                               A Glance at
           Clean Freight Strategies
                    Idle  Reduction
   Reducing unnecessary truck idling can save fuel, reduce greenhouse gas emissions, cut air pollution, and save money.
   A typical long-haul combination truck that eliminates unnecessary idling could save up to 1900 gallons of fuel each
   year. Saving this much fuel annually would remove 19 metric tons of carbon dioxide (a greenhouse gas), reduce A/Ox
   and PM emissions, save nearly $3,000 in fuel costs, and lower engine maintenance costs.
   What  is the challenge?
   Many long-haul truck drivers idle their engines during
   rest periods to:
        provide heat or  air conditioning  for  the
         sleeper compartment
        keep the engine warm during cold weather
        generate electrical power for appliances

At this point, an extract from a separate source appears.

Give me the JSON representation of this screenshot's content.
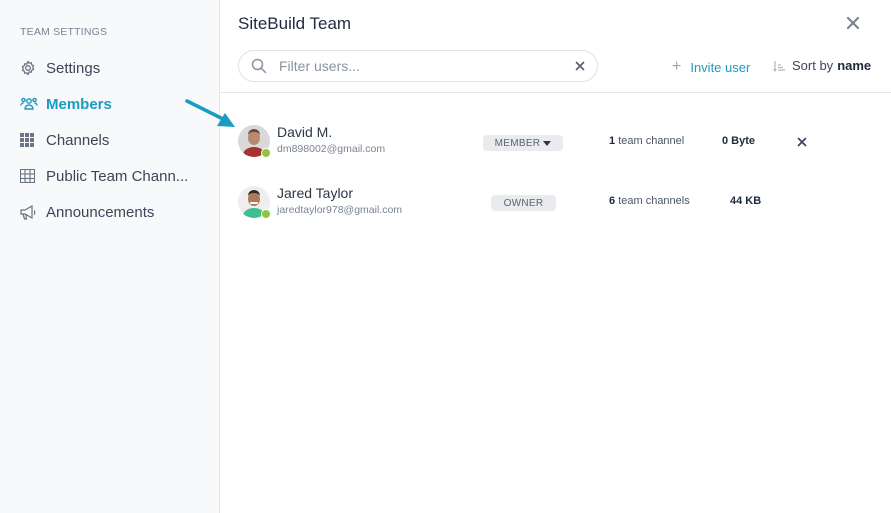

   Studies by EPA and others suggest that long-haul
   combination trucks often idle up to eight hours per
   day, over 300 days per year. Typical combination
   trucks consume 0.8 gallons of  diesel fuel during
   each hour of idling, using as much as 1,900 gallons
   of fuel each year per truck.

   Using  a heavy-duty truck engine  to power cab
   amenities   is  inefficient.  It  consumes  fuel
   unnecessarily;  increases fuel costs,  and causes
   emissions that contribute to climate change and air
   pollution. Today's diesel engines do not need to idle
   for long  periods of time  before and  after driving.
   Unnecessary engine idling also contributes to engine
   wear, which increases truck maintenance costs, and
   shortens engine life.

   What  is the solution?
   Several technological options can assist drivers in
   reducing truck idling.

        Auxiliary power units (APUs)  are mounted
         externally on the truck cab. An APU typically
         consists of a small combustion engine and
         generator combination  that  can  provide
         power  to the truck when the main engine is
         shut off. Electricity from an APU can be used
         to  power heating,  air  conditioning,  and
         electrical  accessories  for  the cab  and
        Automatic engine idle systems start and stop
         the truck engine automatically  to maintain  a
         specified cab temperature, or to maintain
         minimum  battery  charge. Drivers  typically
         activate the system in  the   evening and
         program a desired temperature range.
        Truck stop electrification allows trucks to use
            electrical power from an external source. At
            properly equipped  truck stops, drivers can
            shut the main truck engine off and plug into
            an  electrical outlet that provides power for
            heaters, air conditioners, marker lights, and
            other  accessories. Trucks  need  to  be
            equipped with the  required internal wiring,
            inverter system, and HVAC system to take
            advantage  of truck stop electrification.
           Advanced  truck  stop  electrification  also
            provides electricity from an external source,
            but doesn't require the truck to be equipped
            with special systems. Truck parking bays are
            installed with equipment that provides the
            cab with  electrical power,  and  heating,
            cooling,   and  other   amenities   like
            telecommunication  hook  ups,  through  an
            external console  that fits into the truck's
            window frame. The truck-side console has
            temperature controls, an  air  supply  and
            return pipe, a credit card reader, keypad, and
            100 VAC outlet.

     The results are in ...
     The amount of idling varies widely among trucks by
     season, type of operation, and driver practices.  A
     typical long haul combination truck could idle  up to
     2,400 hours  per year, which would use over 1,900
     gallons of fuel. Using an APU instead of idling the
     engine could reduce this fuel use by 75 percent and
     eliminate over $2,000 in fuel costs plus over $300 in
     engine maintenance costs each year. Truck stop
     electrification can  potentially  eliminate all engine
     idling. However, because the systems can be used
     only at stations outfitted with appropriate equipment,
     not all  the  potential  savings  can  be obtained
     immediately. Additional  truck stop  electrification
     spaces are planned along major interstate corridors.

     Next steps
     Truck  fleets  should  examine  engine-operating
     records to determine the percent of time spent idling
     to determine potential fuel  and cost-saving benefits.
     Truck fleets may also check the availability of truck
     stop electrification  facilities along frequent routes.
i.S. Environmental Protection Agency  Office of Transportation and Air Qualh
February 2004. EPA420-F-04-009.  For more Information,, visit: www.epa.gov/smartway